- **Problem to work on**: All entries below are to be set down again, identical to the source.

[Excerpts from an interface dataset]
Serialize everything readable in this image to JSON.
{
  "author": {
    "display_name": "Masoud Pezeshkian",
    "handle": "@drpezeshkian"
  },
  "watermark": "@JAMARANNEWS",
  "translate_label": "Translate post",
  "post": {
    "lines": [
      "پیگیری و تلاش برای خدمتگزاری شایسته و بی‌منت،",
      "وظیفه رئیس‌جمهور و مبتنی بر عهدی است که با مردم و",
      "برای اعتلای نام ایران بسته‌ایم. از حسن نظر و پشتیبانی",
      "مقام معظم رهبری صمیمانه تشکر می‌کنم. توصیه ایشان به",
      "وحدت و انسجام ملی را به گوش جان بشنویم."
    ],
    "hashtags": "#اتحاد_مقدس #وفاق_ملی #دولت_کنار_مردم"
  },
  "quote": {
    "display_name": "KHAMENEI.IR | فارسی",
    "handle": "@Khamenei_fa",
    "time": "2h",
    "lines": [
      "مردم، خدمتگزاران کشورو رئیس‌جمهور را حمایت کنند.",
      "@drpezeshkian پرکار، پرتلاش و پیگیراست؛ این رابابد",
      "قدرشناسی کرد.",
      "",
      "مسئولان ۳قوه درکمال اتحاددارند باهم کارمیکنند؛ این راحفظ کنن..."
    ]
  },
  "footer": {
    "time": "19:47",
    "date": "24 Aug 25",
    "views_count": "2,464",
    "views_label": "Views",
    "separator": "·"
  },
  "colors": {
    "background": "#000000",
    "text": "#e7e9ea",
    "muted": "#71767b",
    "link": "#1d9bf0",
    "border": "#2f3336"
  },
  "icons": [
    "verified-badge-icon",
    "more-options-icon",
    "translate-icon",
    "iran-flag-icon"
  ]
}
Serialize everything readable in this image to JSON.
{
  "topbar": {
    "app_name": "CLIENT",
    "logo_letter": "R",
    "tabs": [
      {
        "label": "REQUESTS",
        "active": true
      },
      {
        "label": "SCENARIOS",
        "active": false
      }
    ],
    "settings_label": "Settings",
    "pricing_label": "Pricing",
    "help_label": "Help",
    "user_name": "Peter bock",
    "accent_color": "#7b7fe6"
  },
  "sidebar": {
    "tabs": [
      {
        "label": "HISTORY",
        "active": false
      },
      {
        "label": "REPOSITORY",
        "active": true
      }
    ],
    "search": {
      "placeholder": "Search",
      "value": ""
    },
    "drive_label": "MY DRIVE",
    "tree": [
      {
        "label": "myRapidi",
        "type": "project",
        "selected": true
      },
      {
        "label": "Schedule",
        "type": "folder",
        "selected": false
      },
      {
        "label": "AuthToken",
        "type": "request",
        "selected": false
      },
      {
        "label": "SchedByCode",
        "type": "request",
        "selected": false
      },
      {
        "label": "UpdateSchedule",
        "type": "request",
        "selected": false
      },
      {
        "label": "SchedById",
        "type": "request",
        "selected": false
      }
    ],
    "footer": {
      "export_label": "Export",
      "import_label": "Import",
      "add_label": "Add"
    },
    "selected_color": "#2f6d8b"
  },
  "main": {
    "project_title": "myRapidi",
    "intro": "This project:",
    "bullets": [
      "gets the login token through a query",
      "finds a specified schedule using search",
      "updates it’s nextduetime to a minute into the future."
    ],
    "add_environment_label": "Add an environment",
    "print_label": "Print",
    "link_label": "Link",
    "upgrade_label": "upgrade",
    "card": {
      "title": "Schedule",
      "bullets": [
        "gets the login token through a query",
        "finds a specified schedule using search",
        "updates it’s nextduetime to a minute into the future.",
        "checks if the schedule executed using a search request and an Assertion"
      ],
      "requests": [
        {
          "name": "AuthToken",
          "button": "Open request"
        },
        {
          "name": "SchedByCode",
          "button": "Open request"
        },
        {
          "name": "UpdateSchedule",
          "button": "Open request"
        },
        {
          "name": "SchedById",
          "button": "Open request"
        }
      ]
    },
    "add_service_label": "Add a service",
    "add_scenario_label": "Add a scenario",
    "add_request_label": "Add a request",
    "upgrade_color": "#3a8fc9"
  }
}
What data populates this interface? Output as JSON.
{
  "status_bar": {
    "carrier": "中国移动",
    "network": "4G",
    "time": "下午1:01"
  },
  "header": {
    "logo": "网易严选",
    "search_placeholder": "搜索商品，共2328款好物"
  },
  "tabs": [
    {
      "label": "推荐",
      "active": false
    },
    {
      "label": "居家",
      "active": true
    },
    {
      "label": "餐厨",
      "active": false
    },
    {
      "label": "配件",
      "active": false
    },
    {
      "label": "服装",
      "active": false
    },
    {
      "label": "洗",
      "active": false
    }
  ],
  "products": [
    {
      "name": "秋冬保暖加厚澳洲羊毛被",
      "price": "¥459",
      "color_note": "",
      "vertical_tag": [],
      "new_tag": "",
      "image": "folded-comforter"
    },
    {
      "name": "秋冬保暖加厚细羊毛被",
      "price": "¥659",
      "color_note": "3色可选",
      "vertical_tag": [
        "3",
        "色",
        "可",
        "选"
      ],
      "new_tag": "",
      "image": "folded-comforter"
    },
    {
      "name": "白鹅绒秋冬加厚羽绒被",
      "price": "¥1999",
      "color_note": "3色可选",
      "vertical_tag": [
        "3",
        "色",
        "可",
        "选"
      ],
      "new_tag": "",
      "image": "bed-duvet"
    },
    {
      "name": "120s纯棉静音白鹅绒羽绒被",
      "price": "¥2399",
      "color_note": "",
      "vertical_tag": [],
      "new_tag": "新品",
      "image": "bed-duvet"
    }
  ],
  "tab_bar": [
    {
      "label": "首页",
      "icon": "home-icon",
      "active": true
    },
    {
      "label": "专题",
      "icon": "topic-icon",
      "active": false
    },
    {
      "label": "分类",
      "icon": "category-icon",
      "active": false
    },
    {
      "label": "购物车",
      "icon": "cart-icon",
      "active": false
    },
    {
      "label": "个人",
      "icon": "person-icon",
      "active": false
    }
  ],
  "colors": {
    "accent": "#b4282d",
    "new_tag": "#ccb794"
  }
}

- **Written solution**:
Serialize everything readable in this image to JSON.
{
  "author": {
    "display_name": "Masoud Pezeshkian",
    "handle": "@drpezeshkian"
  },
  "watermark": "@JAMARANNEWS",
  "translate_label": "Translate post",
  "post": {
    "lines": [
      "پیگیری و تلاش برای خدمتگزاری شایسته و بی‌منت،",
      "وظیفه رئیس‌جمهور و مبتنی بر عهدی است که با مردم و",
      "برای اعتلای نام ایران بسته‌ایم. از حسن نظر و پشتیبانی",
      "مقام معظم رهبری صمیمانه تشکر می‌کنم. توصیه ایشان به",
      "وحدت و انسجام ملی را به گوش جان بشنویم."
    ],
    "hashtags": "#اتحاد_مقدس #وفاق_ملی #دولت_کنار_مردم"
  },
  "quote": {
    "display_name": "KHAMENEI.IR | فارسی",
    "handle": "@Khamenei_fa",
    "time": "2h",
    "lines": [
      "مردم، خدمتگزاران کشورو رئیس‌جمهور را حمایت کنند.",
      "@drpezeshkian پرکار، پرتلاش و پیگیراست؛ این رابابد",
      "قدرشناسی کرد.",
      "",
      "مسئولان ۳قوه درکمال اتحاددارند باهم کارمیکنند؛ این راحفظ کنن..."
    ]
  },
  "footer": {
    "time": "19:47",
    "date": "24 Aug 25",
    "views_count": "2,464",
    "views_label": "Views",
    "separator": "·"
  },
  "colors": {
    "background": "#000000",
    "text": "#e7e9ea",
    "muted": "#71767b",
    "link": "#1d9bf0",
    "border": "#2f3336"
  },
  "icons": [
    "verified-badge-icon",
    "more-options-icon",
    "translate-icon",
    "iran-flag-icon"
  ]
}
Serialize everything readable in this image to JSON.
{
  "topbar": {
    "app_name": "CLIENT",
    "logo_letter": "R",
    "tabs": [
      {
        "label": "REQUESTS",
        "active": true
      },
      {
        "label": "SCENARIOS",
        "active": false
      }
    ],
    "settings_label": "Settings",
    "pricing_label": "Pricing",
    "help_label": "Help",
    "user_name": "Peter bock",
    "accent_color": "#7b7fe6"
  },
  "sidebar": {
    "tabs": [
      {
        "label": "HISTORY",
        "active": false
      },
      {
        "label": "REPOSITORY",
        "active": true
      }
    ],
    "search": {
      "placeholder": "Search",
      "value": ""
    },
    "drive_label": "MY DRIVE",
    "tree": [
      {
        "label": "myRapidi",
        "type": "project",
        "selected": true
      },
      {
        "label": "Schedule",
        "type": "folder",
        "selected": false
      },
      {
        "label": "AuthToken",
        "type": "request",
        "selected": false
      },
      {
        "label": "SchedByCode",
        "type": "request",
        "selected": false
      },
      {
        "label": "UpdateSchedule",
        "type": "request",
        "selected": false
      },
      {
        "label": "SchedById",
        "type": "request",
        "selected": false
      }
    ],
    "footer": {
      "export_label": "Export",
      "import_label": "Import",
      "add_label": "Add"
    },
    "selected_color": "#2f6d8b"
  },
  "main": {
    "project_title": "myRapidi",
    "intro": "This project:",
    "bullets": [
      "gets the login token through a query",
      "finds a specified schedule using search",
      "updates it’s nextduetime to a minute into the future."
    ],
    "add_environment_label": "Add an environment",
    "print_label": "Print",
    "link_label": "Link",
    "upgrade_label": "upgrade",
    "card": {
      "title": "Schedule",
      "bullets": [
        "gets the login token through a query",
        "finds a specified schedule using search",
        "updates it’s nextduetime to a minute into the future.",
        "checks if the schedule executed using a search request and an Assertion"
      ],
      "requests": [
        {
          "name": "AuthToken",
          "button": "Open request"
        },
        {
          "name": "SchedByCode",
          "button": "Open request"
        },
        {
          "name": "UpdateSchedule",
          "button": "Open request"
        },
        {
          "name": "SchedById",
          "button": "Open request"
        }
      ]
    },
    "add_service_label": "Add a service",
    "add_scenario_label": "Add a scenario",
    "add_request_label": "Add a request",
    "upgrade_color": "#3a8fc9"
  }
}
What data populates this interface? Output as JSON.
{
  "status_bar": {
    "carrier": "中国移动",
    "network": "4G",
    "time": "下午1:01"
  },
  "header": {
    "logo": "网易严选",
    "search_placeholder": "搜索商品，共2328款好物"
  },
  "tabs": [
    {
      "label": "推荐",
      "active": false
    },
    {
      "label": "居家",
      "active": true
    },
    {
      "label": "餐厨",
      "active": false
    },
    {
      "label": "配件",
      "active": false
    },
    {
      "label": "服装",
      "active": false
    },
    {
      "label": "洗",
      "active": false
    }
  ],
  "products": [
    {
      "name": "秋冬保暖加厚澳洲羊毛被",
      "price": "¥459",
      "color_note": "",
      "vertical_tag": [],
      "new_tag": "",
      "image": "folded-comforter"
    },
    {
      "name": "秋冬保暖加厚细羊毛被",
      "price": "¥659",
      "color_note": "3色可选",
      "vertical_tag": [
        "3",
        "色",
        "可",
        "选"
      ],
      "new_tag": "",
      "image": "folded-comforter"
    },
    {
      "name": "白鹅绒秋冬加厚羽绒被",
      "price": "¥1999",
      "color_note": "3色可选",
      "vertical_tag": [
        "3",
        "色",
        "可",
        "选"
      ],
      "new_tag": "",
      "image": "bed-duvet"
    },
    {
      "name": "120s纯棉静音白鹅绒羽绒被",
      "price": "¥2399",
      "color_note": "",
      "vertical_tag": [],
      "new_tag": "新品",
      "image": "bed-duvet"
    }
  ],
  "tab_bar": [
    {
      "label": "首页",
      "icon": "home-icon",
      "active": true
    },
    {
      "label": "专题",
      "icon": "topic-icon",
      "active": false
    },
    {
      "label": "分类",
      "icon": "category-icon",
      "active": false
    },
    {
      "label": "购物车",
      "icon": "cart-icon",
      "active": false
    },
    {
      "label": "个人",
      "icon": "person-icon",
      "active": false
    }
  ],
  "colors": {
    "accent": "#b4282d",
    "new_tag": "#ccb794"
  }
}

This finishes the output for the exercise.